Other than mapping out where the structure would be placed on the lot — the easternmost portion — renderings of the facility have yet to be produced. Furdek said the developer would handle such details as exterior and interior design elements and related issues.

“Our goal is to enhance transportation,” Furdek said. “This concept is something that hasn't been done in the state.”

Mayor Kent Atwell, who chairs the Plan Commission, said he was concerned about the process of approving a project before renderings have been furnished.

“We're not developers,” Furdek responded.

Conceptually, the proposed site would have a retail component in addition to other features, including an indoor waiting area for park-and-ride users waiting for buses.

Previous discussions included accommodations for a drive-thru. On Wednesday, commissioners said they desired a tenant mix beyond restaurants.

“We're really looking for a commuter service station — not a food court,” said Alderman Tim Aicher, who serves on the Plan Commission.

Before any construction takes place, the commission and Common Council will undertake further reviews and, ultimately, make a motion on the proposal. A timeline for the next steps was not etched in stone at Wednesday's meeting.

City Planner Roger Dupler said he was not prepared to offer a recommendation on WisDOT's proposal as submitted, but he was optimistic that an agreement could eventually be reached.

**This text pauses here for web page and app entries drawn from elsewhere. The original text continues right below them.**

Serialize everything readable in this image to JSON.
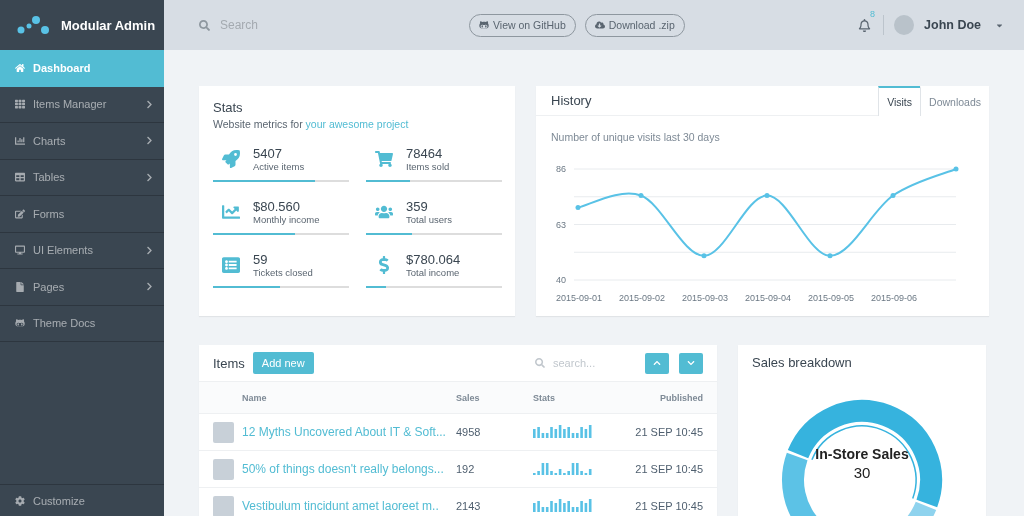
{
  "brand": {
    "name": "Modular Admin"
  },
  "sidebar": {
    "items": [
      {
        "label": "Dashboard",
        "selected": true,
        "expandable": false
      },
      {
        "label": "Items Manager",
        "selected": false,
        "expandable": true
      },
      {
        "label": "Charts",
        "selected": false,
        "expandable": true
      },
      {
        "label": "Tables",
        "selected": false,
        "expandable": true
      },
      {
        "label": "Forms",
        "selected": false,
        "expandable": false
      },
      {
        "label": "UI Elements",
        "selected": false,
        "expandable": true
      },
      {
        "label": "Pages",
        "selected": false,
        "expandable": true
      },
      {
        "label": "Theme Docs",
        "selected": false,
        "expandable": false
      }
    ],
    "footer": {
      "label": "Customize"
    }
  },
  "header": {
    "search": {
      "placeholder": "Search"
    },
    "buttons": [
      {
        "label": "View on GitHub",
        "kind": "github"
      },
      {
        "label": "Download .zip",
        "kind": "download"
      }
    ],
    "notifications": {
      "count": "8"
    },
    "user": {
      "name": "John Doe"
    }
  },
  "stats": {
    "title": "Stats",
    "subtitle": "Website metrics for",
    "link": "your awesome project",
    "items": [
      {
        "value": "5407",
        "label": "Active items",
        "level": 0.75
      },
      {
        "value": "78464",
        "label": "Items sold",
        "level": 0.32
      },
      {
        "value": "$80.560",
        "label": "Monthly income",
        "level": 0.6
      },
      {
        "value": "359",
        "label": "Total users",
        "level": 0.34
      },
      {
        "value": "59",
        "label": "Tickets closed",
        "level": 0.49
      },
      {
        "value": "$780.064",
        "label": "Total income",
        "level": 0.15
      }
    ]
  },
  "history": {
    "title": "History",
    "tabs": [
      {
        "label": "Visits",
        "selected": true
      },
      {
        "label": "Downloads",
        "selected": false
      }
    ],
    "subtitle": "Number of unique visits last 30 days",
    "chart_data": {
      "type": "line",
      "categories": [
        "2015-09-01",
        "2015-09-02",
        "2015-09-03",
        "2015-09-04",
        "2015-09-05",
        "2015-09-06",
        null
      ],
      "series": [
        {
          "color": "#59c2e6",
          "values": [
            70,
            75,
            50,
            75,
            50,
            75,
            86
          ]
        }
      ],
      "ylim": [
        40,
        86
      ],
      "yticks": [
        40,
        63,
        86
      ]
    }
  },
  "items": {
    "title": "Items",
    "add_button": "Add new",
    "search": {
      "placeholder": "search..."
    },
    "columns": [
      "Name",
      "Sales",
      "Stats",
      "Published"
    ],
    "rows": [
      {
        "name": "12 Myths Uncovered About IT & Soft...",
        "sales": "4958",
        "published": "21 SEP 10:45"
      },
      {
        "name": "50% of things doesn't really belongs...",
        "sales": "192",
        "published": "21 SEP 10:45"
      },
      {
        "name": "Vestibulum tincidunt amet laoreet m..",
        "sales": "2143",
        "published": "21 SEP 10:45"
      }
    ]
  },
  "sales": {
    "title": "Sales breakdown",
    "center_label": "In-Store Sales",
    "center_value": "30"
  }
}
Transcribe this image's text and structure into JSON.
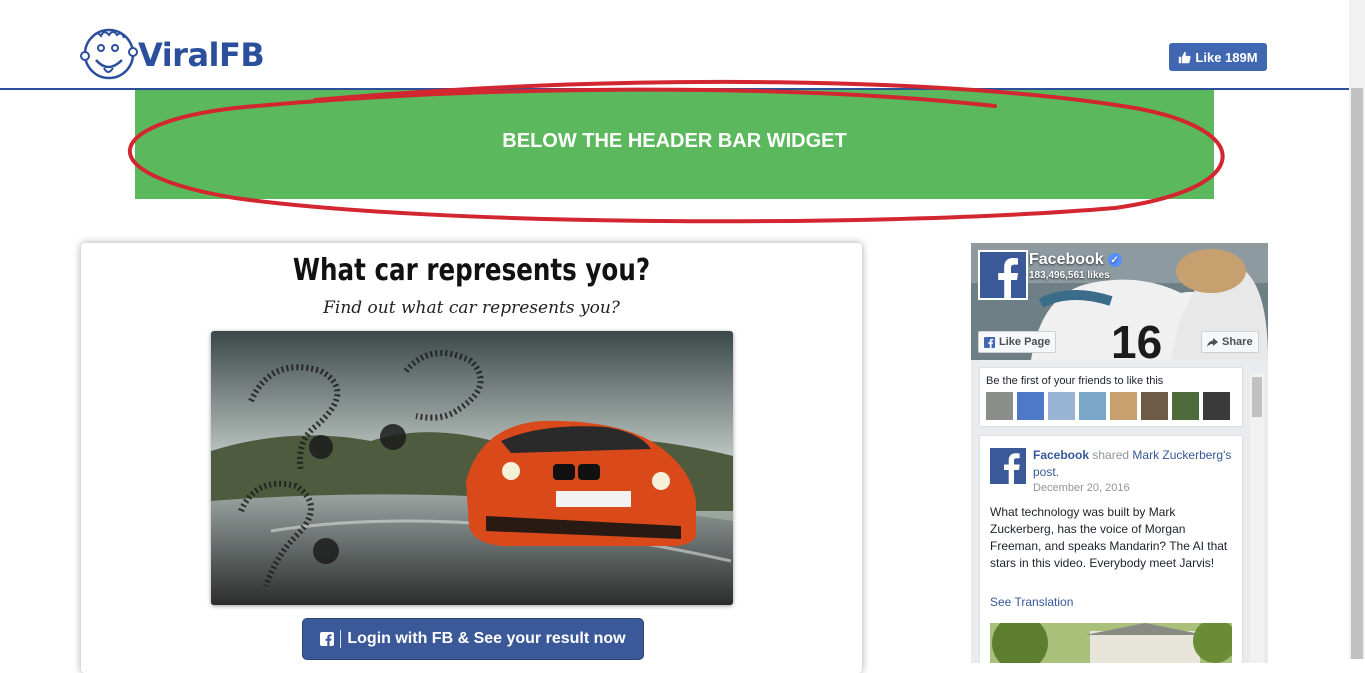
{
  "header": {
    "logo_text": "ViralFB",
    "like_button_label": "Like 189M"
  },
  "banner": {
    "text": "BELOW THE HEADER BAR WIDGET",
    "bg_color": "#5cb85c",
    "ring_color": "#d22630"
  },
  "quiz": {
    "title": "What car represents you?",
    "subtitle": "Find out what car represents you?",
    "login_label": "Login with FB & See your result now"
  },
  "fb_widget": {
    "page_name": "Facebook",
    "likes": "183,496,561 likes",
    "like_page_label": "Like Page",
    "share_label": "Share",
    "friends_text": "Be the first of your friends to like this",
    "post": {
      "author": "Facebook",
      "action": "shared",
      "target": "Mark Zuckerberg's post.",
      "date": "December 20, 2016",
      "body": "What technology was built by Mark Zuckerberg, has the voice of Morgan Freeman, and speaks Mandarin? The AI that stars in this video. Everybody meet Jarvis!",
      "translate_label": "See Translation"
    }
  },
  "colors": {
    "fb_blue": "#3b5998",
    "header_rule": "#2e4f9c"
  }
}
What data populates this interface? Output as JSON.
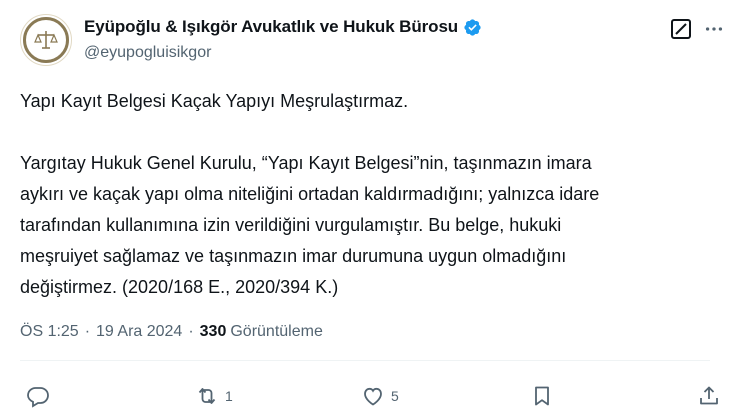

Automotive specialty shop

Also on Wednesday, commissioners gave a favorable recommendation to site plan and architectural details for a proposed automotive specialty shop envisioned for land at 710 Milwaukee St.

Applicant Michael Drees said he plans to construct a building on the 7,200-square-foot lot, most of which is currently vacant. The new facility is aimed at complimenting a nearby American Classic restoration shop.

Drees' plans also entail razing a garage on the southerly portion of the lot to accommodate the new construction.

Dupler said he favored the architectural details of the new building, noting the proposed exterior materials “aesthetically replicate an appearance that is uniquely Delafield.”

Drees' submittal to the city did not include an operations plan. When pressed by commissioners, he said he anticipated operating the shop from 8 a.m. to 5 p.m. on weekdays once it is up and running.